_WORK TO BE COMPLETED_
Search the records for the string "triggered", then copy each line that has it.

= Beginning of Section =

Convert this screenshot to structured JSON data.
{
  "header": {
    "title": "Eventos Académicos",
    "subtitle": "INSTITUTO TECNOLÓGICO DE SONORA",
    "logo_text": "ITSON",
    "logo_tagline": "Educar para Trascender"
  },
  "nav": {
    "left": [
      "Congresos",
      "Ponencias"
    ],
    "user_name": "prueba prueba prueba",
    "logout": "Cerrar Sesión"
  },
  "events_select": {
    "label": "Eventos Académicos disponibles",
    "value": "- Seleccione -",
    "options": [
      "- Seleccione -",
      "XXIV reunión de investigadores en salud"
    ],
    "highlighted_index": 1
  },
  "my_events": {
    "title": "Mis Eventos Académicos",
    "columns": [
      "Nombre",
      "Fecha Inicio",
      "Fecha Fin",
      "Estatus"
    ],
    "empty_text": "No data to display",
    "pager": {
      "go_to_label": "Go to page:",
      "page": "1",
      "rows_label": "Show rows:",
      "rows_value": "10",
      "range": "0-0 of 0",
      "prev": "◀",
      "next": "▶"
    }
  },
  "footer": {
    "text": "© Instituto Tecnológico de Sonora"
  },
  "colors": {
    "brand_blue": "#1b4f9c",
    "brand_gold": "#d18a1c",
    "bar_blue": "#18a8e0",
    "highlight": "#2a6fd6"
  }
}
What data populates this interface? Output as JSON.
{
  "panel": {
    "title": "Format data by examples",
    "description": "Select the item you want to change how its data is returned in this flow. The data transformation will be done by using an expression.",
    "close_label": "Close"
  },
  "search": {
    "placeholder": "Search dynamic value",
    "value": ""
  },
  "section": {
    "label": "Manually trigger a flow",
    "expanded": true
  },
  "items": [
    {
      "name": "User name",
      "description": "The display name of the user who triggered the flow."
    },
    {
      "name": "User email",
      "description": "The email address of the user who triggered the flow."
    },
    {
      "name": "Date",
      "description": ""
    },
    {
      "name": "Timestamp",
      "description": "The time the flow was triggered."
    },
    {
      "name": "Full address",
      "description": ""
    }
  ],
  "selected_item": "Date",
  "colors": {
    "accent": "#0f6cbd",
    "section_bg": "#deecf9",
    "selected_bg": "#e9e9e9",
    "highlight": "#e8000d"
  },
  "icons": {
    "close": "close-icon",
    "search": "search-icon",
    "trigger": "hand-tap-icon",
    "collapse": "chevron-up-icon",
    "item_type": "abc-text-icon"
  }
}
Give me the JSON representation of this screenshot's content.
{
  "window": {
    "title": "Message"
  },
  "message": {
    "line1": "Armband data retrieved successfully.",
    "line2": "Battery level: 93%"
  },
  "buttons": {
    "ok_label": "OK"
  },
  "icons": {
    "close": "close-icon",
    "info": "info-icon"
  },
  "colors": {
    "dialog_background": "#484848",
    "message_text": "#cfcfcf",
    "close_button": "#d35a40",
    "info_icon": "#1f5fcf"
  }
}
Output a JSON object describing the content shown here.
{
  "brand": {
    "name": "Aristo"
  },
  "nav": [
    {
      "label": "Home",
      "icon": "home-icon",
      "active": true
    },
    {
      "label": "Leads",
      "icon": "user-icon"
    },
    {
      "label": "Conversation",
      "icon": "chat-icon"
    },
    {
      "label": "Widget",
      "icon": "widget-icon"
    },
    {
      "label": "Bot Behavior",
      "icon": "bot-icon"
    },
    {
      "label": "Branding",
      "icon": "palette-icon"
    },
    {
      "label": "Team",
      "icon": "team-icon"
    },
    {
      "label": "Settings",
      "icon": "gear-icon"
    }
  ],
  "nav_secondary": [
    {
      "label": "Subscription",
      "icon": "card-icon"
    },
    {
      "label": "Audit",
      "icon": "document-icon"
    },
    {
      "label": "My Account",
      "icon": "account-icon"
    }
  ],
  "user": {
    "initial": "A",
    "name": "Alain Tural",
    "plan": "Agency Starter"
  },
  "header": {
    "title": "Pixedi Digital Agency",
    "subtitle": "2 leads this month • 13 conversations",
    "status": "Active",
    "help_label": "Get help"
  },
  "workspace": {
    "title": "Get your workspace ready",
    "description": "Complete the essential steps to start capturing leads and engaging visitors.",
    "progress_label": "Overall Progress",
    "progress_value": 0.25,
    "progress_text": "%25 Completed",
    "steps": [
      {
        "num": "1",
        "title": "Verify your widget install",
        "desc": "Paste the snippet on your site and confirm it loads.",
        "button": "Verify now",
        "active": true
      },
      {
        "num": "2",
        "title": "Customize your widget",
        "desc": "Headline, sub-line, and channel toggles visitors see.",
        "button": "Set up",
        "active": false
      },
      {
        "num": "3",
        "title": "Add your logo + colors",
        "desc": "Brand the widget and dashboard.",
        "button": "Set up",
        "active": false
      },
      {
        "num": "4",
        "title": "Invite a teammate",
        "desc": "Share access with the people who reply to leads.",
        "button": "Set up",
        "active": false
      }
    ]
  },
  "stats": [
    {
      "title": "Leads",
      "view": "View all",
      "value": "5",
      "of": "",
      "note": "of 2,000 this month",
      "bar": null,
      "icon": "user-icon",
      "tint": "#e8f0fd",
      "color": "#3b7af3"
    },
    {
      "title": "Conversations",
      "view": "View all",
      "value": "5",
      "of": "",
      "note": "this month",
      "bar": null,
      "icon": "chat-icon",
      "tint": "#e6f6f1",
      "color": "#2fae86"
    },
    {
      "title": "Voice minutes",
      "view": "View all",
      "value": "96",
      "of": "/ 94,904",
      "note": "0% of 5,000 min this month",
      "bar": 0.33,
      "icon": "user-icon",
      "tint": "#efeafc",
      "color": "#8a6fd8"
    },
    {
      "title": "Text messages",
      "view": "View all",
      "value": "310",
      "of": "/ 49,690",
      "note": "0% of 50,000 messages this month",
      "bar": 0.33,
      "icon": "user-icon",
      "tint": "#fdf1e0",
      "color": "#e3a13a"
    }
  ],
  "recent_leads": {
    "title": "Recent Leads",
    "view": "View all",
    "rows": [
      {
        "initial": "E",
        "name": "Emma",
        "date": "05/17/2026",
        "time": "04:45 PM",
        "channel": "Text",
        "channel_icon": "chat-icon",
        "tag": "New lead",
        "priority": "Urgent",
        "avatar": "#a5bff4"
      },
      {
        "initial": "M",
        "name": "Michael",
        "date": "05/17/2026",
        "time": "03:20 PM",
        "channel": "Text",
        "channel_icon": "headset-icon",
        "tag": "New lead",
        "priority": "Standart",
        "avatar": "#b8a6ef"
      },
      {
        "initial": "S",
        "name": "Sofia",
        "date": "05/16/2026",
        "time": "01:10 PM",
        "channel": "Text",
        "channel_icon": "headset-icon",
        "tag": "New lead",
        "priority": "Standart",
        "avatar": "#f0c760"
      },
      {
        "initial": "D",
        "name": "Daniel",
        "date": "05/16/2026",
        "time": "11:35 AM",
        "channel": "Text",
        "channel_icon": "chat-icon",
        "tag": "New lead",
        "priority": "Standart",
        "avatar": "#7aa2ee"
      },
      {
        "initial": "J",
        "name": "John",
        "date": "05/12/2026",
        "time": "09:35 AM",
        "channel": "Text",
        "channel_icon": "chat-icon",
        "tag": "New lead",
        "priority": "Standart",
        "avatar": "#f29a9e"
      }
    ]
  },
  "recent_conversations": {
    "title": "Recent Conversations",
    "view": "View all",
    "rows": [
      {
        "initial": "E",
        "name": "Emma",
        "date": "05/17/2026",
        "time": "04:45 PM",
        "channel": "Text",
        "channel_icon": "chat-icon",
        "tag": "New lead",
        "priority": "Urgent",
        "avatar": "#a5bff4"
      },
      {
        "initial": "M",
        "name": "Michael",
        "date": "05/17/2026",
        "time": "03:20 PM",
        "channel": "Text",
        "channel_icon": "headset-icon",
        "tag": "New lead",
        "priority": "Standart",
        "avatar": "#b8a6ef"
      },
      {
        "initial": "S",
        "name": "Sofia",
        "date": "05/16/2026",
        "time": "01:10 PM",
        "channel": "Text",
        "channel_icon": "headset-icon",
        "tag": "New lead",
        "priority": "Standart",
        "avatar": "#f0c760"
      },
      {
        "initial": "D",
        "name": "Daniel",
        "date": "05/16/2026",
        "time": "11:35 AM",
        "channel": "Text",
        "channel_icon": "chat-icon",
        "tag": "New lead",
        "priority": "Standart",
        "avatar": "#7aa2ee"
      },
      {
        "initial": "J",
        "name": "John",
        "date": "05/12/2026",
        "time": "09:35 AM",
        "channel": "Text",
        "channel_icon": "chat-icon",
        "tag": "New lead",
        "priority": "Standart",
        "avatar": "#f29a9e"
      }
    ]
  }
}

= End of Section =

_REPLY_
      "description": "The display name of the user who triggered the flow."
      "description": "The email address of the user who triggered the flow."
      "description": "The time the flow was triggered."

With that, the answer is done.